__TASK MATERIAL__.
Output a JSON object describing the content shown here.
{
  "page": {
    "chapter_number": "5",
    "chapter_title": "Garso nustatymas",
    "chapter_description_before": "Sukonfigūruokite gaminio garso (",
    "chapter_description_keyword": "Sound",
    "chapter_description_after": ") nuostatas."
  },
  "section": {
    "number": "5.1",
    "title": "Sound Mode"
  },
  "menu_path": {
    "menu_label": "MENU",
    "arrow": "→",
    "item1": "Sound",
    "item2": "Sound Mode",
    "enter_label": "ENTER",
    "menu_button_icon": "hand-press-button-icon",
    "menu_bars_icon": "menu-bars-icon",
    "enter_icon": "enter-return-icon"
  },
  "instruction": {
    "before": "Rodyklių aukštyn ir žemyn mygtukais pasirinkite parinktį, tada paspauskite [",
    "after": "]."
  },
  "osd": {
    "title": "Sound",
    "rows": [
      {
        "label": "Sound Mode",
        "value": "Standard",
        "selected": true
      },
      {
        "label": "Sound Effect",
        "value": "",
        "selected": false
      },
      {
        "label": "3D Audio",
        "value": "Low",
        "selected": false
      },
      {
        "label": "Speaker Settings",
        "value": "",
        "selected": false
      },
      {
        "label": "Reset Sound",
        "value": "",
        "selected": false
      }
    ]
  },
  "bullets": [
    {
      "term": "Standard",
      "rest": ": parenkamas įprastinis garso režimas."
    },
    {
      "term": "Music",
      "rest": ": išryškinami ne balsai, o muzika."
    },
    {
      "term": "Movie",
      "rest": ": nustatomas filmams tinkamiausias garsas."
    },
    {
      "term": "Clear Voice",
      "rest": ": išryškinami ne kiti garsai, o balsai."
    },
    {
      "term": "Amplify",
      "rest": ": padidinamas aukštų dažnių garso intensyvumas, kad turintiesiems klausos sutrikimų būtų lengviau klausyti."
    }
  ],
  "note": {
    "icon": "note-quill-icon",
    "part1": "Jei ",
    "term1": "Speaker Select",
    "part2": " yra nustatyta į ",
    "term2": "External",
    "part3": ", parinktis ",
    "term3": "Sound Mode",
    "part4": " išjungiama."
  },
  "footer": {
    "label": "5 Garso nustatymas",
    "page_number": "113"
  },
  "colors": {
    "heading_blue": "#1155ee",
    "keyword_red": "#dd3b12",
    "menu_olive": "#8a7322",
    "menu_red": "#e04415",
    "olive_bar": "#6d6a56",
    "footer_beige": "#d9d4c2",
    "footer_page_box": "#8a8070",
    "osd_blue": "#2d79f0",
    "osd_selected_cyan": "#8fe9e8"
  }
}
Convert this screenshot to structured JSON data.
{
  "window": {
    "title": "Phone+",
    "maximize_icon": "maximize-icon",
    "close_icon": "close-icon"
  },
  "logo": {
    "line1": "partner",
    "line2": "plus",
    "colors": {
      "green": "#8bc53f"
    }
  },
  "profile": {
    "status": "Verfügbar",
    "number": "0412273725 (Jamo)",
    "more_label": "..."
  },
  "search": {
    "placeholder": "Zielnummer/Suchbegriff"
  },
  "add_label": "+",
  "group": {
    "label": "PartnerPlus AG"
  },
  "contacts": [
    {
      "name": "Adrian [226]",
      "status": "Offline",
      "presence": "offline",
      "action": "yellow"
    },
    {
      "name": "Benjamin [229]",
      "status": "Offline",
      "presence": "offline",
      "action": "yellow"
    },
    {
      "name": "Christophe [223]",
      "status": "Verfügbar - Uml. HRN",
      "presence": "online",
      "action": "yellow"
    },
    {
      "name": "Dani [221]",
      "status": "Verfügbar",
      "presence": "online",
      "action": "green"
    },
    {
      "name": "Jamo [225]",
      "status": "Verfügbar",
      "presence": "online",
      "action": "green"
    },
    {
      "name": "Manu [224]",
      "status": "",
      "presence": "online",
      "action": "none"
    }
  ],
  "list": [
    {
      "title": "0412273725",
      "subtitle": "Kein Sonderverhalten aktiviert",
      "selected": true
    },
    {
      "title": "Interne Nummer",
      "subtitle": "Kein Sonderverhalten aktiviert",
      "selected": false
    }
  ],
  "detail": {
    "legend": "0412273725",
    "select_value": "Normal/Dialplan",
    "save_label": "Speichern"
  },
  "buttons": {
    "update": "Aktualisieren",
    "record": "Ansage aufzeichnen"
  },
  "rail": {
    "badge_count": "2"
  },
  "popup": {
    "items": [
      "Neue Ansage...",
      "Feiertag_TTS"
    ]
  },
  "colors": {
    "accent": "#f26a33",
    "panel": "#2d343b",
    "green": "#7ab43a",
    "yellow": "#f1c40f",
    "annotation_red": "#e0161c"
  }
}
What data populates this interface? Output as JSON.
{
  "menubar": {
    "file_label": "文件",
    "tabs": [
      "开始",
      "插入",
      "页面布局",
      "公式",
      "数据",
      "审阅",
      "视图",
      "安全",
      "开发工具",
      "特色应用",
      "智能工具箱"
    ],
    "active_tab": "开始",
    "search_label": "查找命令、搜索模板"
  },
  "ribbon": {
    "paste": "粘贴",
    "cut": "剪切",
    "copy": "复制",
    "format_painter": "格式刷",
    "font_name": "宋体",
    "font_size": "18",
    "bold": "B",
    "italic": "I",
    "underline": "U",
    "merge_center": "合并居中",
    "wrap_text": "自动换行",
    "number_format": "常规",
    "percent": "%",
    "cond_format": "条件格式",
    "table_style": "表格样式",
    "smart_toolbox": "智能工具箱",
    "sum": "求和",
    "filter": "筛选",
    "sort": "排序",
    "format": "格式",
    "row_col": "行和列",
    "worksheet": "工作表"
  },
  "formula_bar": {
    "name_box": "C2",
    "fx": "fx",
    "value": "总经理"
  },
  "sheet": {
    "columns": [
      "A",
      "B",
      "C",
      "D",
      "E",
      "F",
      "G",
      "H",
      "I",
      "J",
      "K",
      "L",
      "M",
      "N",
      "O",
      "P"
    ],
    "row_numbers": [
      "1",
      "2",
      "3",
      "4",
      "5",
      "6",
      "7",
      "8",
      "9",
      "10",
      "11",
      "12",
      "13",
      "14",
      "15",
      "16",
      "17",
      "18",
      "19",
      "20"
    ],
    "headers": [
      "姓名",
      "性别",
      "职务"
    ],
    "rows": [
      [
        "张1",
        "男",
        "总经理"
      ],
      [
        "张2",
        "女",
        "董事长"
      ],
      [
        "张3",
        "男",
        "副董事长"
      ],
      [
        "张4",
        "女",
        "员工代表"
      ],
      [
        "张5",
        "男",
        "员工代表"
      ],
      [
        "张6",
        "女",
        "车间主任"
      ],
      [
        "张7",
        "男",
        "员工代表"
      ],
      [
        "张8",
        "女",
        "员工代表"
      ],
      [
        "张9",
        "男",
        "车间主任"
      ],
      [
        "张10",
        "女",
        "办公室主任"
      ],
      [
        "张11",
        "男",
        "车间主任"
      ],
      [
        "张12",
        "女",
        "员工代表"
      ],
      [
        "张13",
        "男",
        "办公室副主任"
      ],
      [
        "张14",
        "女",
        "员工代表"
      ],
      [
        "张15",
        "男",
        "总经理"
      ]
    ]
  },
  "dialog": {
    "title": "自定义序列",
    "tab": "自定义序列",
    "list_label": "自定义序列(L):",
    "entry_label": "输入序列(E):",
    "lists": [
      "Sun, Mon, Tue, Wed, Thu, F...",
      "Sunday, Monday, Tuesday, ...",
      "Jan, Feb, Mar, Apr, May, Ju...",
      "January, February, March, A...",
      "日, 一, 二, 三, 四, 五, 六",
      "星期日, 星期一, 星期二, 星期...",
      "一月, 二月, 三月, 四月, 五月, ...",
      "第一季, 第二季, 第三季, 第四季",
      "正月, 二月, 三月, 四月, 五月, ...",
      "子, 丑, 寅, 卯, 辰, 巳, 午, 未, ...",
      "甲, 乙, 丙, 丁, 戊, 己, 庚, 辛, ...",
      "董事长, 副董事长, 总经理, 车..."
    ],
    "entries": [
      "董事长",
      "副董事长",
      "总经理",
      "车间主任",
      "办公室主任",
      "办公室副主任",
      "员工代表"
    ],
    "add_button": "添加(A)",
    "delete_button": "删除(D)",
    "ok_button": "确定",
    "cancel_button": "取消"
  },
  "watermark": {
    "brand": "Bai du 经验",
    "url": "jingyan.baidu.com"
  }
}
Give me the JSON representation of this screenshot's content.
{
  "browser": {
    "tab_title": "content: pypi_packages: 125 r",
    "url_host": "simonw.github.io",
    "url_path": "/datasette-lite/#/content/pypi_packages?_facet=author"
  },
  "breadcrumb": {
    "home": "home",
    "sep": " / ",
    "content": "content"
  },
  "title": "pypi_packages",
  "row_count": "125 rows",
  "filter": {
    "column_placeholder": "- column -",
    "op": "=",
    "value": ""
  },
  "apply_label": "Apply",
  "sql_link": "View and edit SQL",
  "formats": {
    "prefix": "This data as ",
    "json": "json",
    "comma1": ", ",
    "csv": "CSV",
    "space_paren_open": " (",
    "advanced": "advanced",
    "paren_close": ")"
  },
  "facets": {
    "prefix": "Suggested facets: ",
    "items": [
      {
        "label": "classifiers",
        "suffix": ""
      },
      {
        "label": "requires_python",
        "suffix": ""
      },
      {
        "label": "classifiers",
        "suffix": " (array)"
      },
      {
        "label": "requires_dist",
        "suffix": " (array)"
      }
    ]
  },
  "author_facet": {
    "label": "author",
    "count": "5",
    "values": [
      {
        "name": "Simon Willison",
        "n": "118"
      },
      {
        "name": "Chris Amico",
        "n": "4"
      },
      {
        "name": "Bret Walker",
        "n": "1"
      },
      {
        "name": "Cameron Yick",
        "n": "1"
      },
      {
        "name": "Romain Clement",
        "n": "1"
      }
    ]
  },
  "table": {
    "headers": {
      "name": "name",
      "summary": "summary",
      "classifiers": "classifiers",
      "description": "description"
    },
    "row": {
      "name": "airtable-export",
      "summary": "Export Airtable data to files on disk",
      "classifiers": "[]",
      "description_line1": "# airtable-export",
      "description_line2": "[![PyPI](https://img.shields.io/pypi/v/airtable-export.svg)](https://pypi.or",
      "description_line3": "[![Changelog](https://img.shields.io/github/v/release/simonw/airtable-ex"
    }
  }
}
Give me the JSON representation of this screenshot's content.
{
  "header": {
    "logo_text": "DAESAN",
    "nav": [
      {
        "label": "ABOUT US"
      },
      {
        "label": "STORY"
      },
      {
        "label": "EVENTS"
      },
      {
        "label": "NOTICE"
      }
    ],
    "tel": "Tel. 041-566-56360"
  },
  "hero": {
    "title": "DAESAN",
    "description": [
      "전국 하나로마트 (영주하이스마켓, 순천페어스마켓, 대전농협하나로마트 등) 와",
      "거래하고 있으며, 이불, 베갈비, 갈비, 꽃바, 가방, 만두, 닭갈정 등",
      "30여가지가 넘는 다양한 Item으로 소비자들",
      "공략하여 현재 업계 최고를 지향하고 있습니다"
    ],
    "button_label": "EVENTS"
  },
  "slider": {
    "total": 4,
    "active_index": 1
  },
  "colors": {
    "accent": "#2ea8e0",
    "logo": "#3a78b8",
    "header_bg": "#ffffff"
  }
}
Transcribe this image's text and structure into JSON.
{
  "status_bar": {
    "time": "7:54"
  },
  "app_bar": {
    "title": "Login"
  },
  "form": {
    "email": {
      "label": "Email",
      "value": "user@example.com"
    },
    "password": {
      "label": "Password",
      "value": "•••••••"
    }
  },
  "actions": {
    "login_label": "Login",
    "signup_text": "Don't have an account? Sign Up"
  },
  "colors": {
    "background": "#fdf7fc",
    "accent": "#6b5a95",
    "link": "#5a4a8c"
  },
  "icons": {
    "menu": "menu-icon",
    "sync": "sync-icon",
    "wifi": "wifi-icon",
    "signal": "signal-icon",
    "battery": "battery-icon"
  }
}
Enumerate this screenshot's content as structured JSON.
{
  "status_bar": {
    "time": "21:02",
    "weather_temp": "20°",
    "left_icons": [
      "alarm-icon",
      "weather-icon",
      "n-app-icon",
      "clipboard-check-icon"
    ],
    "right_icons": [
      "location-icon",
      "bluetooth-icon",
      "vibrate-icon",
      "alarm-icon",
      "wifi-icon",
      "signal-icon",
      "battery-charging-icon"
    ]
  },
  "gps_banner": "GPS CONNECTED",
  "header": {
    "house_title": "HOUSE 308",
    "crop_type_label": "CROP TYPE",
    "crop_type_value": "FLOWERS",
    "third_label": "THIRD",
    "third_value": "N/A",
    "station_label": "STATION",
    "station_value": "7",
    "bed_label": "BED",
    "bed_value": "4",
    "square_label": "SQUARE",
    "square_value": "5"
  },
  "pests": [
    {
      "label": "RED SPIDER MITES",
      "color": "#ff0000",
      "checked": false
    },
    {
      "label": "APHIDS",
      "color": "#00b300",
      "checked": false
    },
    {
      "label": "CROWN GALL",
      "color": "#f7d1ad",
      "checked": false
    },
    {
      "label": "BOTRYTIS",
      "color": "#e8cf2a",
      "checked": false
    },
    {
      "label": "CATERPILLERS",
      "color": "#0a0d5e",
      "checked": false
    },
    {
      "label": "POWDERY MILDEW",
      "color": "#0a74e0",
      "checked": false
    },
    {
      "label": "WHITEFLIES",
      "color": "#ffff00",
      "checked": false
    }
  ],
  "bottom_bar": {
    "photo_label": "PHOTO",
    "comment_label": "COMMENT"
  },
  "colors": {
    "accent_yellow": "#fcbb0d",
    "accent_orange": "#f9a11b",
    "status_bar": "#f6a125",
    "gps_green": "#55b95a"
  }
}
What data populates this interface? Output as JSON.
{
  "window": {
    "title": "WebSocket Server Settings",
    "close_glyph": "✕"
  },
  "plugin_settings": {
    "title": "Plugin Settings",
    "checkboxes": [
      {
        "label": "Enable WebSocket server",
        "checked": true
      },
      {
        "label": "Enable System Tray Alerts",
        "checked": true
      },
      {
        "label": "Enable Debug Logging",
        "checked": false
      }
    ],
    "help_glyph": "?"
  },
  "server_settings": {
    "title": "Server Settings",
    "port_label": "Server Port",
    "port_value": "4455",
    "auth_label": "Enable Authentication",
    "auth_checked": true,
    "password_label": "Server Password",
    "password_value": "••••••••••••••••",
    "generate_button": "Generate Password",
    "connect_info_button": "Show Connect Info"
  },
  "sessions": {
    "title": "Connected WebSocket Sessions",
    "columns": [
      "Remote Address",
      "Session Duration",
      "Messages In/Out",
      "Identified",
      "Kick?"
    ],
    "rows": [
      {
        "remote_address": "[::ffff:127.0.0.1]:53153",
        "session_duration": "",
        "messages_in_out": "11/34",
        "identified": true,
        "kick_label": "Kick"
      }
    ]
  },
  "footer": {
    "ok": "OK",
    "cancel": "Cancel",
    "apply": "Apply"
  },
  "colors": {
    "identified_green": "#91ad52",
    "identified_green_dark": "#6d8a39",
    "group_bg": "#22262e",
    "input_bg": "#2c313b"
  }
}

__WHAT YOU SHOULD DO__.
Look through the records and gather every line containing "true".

__EXERCISE RESPONSE__.
        "selected": true
      "selected": true
        "checked": true
        "checked": true
    "auth_checked": true,
        "identified": true,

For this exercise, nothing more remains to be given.